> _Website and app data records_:
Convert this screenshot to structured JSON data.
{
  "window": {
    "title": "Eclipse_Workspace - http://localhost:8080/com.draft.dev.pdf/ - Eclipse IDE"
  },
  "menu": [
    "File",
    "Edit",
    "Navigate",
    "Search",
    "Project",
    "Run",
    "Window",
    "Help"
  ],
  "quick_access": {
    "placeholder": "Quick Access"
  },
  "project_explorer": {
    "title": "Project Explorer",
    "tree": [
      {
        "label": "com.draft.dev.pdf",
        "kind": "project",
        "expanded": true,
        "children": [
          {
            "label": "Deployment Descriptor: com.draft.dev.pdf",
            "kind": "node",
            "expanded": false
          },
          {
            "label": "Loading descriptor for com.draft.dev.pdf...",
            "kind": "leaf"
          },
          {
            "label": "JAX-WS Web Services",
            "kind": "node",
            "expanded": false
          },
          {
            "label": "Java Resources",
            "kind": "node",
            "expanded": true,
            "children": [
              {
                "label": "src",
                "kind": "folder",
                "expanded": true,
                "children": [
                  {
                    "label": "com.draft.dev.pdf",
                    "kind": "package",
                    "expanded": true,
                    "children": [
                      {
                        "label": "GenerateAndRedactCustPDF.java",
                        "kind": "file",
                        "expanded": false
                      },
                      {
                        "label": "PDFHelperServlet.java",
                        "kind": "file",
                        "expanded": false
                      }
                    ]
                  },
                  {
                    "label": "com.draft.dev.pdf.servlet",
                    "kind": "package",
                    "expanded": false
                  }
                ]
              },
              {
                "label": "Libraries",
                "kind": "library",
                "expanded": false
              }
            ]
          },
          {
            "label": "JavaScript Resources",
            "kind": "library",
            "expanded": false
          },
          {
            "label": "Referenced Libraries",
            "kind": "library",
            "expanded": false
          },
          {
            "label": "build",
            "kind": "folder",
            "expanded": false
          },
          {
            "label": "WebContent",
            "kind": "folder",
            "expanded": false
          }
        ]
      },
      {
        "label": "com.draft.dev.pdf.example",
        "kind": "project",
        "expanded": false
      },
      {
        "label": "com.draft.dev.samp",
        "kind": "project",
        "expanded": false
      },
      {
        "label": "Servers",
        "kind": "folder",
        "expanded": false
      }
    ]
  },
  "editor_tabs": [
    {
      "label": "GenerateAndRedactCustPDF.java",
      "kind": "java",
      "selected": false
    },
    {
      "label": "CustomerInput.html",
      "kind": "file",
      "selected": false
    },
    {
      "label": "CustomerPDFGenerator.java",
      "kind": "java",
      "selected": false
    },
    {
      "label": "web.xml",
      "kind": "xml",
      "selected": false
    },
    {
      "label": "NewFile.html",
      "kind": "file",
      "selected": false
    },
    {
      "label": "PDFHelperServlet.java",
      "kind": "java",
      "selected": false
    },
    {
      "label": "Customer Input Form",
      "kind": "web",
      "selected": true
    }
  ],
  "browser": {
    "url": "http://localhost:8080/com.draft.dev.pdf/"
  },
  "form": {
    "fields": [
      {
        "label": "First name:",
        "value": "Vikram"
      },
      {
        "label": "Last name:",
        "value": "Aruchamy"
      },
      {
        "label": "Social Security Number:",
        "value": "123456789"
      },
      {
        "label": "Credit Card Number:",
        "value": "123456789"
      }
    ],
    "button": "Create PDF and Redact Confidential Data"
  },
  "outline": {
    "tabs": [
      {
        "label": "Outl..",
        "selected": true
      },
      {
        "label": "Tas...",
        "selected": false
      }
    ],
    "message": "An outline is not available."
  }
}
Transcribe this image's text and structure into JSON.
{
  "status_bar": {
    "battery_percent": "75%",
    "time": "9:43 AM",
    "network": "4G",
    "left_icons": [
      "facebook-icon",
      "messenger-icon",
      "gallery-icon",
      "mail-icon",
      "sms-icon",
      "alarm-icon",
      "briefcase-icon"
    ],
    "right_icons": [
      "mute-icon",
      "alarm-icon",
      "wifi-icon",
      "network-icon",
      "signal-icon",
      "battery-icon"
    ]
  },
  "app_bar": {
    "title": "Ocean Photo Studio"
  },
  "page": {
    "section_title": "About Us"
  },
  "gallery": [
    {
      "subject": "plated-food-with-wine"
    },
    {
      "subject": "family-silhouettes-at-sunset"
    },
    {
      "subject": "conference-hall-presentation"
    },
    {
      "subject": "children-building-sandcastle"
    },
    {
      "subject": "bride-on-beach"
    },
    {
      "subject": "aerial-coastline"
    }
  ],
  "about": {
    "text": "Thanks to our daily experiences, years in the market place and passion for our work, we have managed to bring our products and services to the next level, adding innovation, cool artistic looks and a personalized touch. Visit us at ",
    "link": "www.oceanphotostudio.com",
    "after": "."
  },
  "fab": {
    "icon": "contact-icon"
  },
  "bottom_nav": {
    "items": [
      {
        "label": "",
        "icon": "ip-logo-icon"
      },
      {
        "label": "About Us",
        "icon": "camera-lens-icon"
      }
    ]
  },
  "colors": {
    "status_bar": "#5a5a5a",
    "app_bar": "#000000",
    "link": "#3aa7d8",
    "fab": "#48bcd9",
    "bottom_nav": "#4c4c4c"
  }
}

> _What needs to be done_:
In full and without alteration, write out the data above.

> _Answer for the task_:
Convert this screenshot to structured JSON data.
{
  "window": {
    "title": "Eclipse_Workspace - http://localhost:8080/com.draft.dev.pdf/ - Eclipse IDE"
  },
  "menu": [
    "File",
    "Edit",
    "Navigate",
    "Search",
    "Project",
    "Run",
    "Window",
    "Help"
  ],
  "quick_access": {
    "placeholder": "Quick Access"
  },
  "project_explorer": {
    "title": "Project Explorer",
    "tree": [
      {
        "label": "com.draft.dev.pdf",
        "kind": "project",
        "expanded": true,
        "children": [
          {
            "label": "Deployment Descriptor: com.draft.dev.pdf",
            "kind": "node",
            "expanded": false
          },
          {
            "label": "Loading descriptor for com.draft.dev.pdf...",
            "kind": "leaf"
          },
          {
            "label": "JAX-WS Web Services",
            "kind": "node",
            "expanded": false
          },
          {
            "label": "Java Resources",
            "kind": "node",
            "expanded": true,
            "children": [
              {
                "label": "src",
                "kind": "folder",
                "expanded": true,
                "children": [
                  {
                    "label": "com.draft.dev.pdf",
                    "kind": "package",
                    "expanded": true,
                    "children": [
                      {
                        "label": "GenerateAndRedactCustPDF.java",
                        "kind": "file",
                        "expanded": false
                      },
                      {
                        "label": "PDFHelperServlet.java",
                        "kind": "file",
                        "expanded": false
                      }
                    ]
                  },
                  {
                    "label": "com.draft.dev.pdf.servlet",
                    "kind": "package",
                    "expanded": false
                  }
                ]
              },
              {
                "label": "Libraries",
                "kind": "library",
                "expanded": false
              }
            ]
          },
          {
            "label": "JavaScript Resources",
            "kind": "library",
            "expanded": false
          },
          {
            "label": "Referenced Libraries",
            "kind": "library",
            "expanded": false
          },
          {
            "label": "build",
            "kind": "folder",
            "expanded": false
          },
          {
            "label": "WebContent",
            "kind": "folder",
            "expanded": false
          }
        ]
      },
      {
        "label": "com.draft.dev.pdf.example",
        "kind": "project",
        "expanded": false
      },
      {
        "label": "com.draft.dev.samp",
        "kind": "project",
        "expanded": false
      },
      {
        "label": "Servers",
        "kind": "folder",
        "expanded": false
      }
    ]
  },
  "editor_tabs": [
    {
      "label": "GenerateAndRedactCustPDF.java",
      "kind": "java",
      "selected": false
    },
    {
      "label": "CustomerInput.html",
      "kind": "file",
      "selected": false
    },
    {
      "label": "CustomerPDFGenerator.java",
      "kind": "java",
      "selected": false
    },
    {
      "label": "web.xml",
      "kind": "xml",
      "selected": false
    },
    {
      "label": "NewFile.html",
      "kind": "file",
      "selected": false
    },
    {
      "label": "PDFHelperServlet.java",
      "kind": "java",
      "selected": false
    },
    {
      "label": "Customer Input Form",
      "kind": "web",
      "selected": true
    }
  ],
  "browser": {
    "url": "http://localhost:8080/com.draft.dev.pdf/"
  },
  "form": {
    "fields": [
      {
        "label": "First name:",
        "value": "Vikram"
      },
      {
        "label": "Last name:",
        "value": "Aruchamy"
      },
      {
        "label": "Social Security Number:",
        "value": "123456789"
      },
      {
        "label": "Credit Card Number:",
        "value": "123456789"
      }
    ],
    "button": "Create PDF and Redact Confidential Data"
  },
  "outline": {
    "tabs": [
      {
        "label": "Outl..",
        "selected": true
      },
      {
        "label": "Tas...",
        "selected": false
      }
    ],
    "message": "An outline is not available."
  }
}
Transcribe this image's text and structure into JSON.
{
  "status_bar": {
    "battery_percent": "75%",
    "time": "9:43 AM",
    "network": "4G",
    "left_icons": [
      "facebook-icon",
      "messenger-icon",
      "gallery-icon",
      "mail-icon",
      "sms-icon",
      "alarm-icon",
      "briefcase-icon"
    ],
    "right_icons": [
      "mute-icon",
      "alarm-icon",
      "wifi-icon",
      "network-icon",
      "signal-icon",
      "battery-icon"
    ]
  },
  "app_bar": {
    "title": "Ocean Photo Studio"
  },
  "page": {
    "section_title": "About Us"
  },
  "gallery": [
    {
      "subject": "plated-food-with-wine"
    },
    {
      "subject": "family-silhouettes-at-sunset"
    },
    {
      "subject": "conference-hall-presentation"
    },
    {
      "subject": "children-building-sandcastle"
    },
    {
      "subject": "bride-on-beach"
    },
    {
      "subject": "aerial-coastline"
    }
  ],
  "about": {
    "text": "Thanks to our daily experiences, years in the market place and passion for our work, we have managed to bring our products and services to the next level, adding innovation, cool artistic looks and a personalized touch. Visit us at ",
    "link": "www.oceanphotostudio.com",
    "after": "."
  },
  "fab": {
    "icon": "contact-icon"
  },
  "bottom_nav": {
    "items": [
      {
        "label": "",
        "icon": "ip-logo-icon"
      },
      {
        "label": "About Us",
        "icon": "camera-lens-icon"
      }
    ]
  },
  "colors": {
    "status_bar": "#5a5a5a",
    "app_bar": "#000000",
    "link": "#3aa7d8",
    "fab": "#48bcd9",
    "bottom_nav": "#4c4c4c"
  }
}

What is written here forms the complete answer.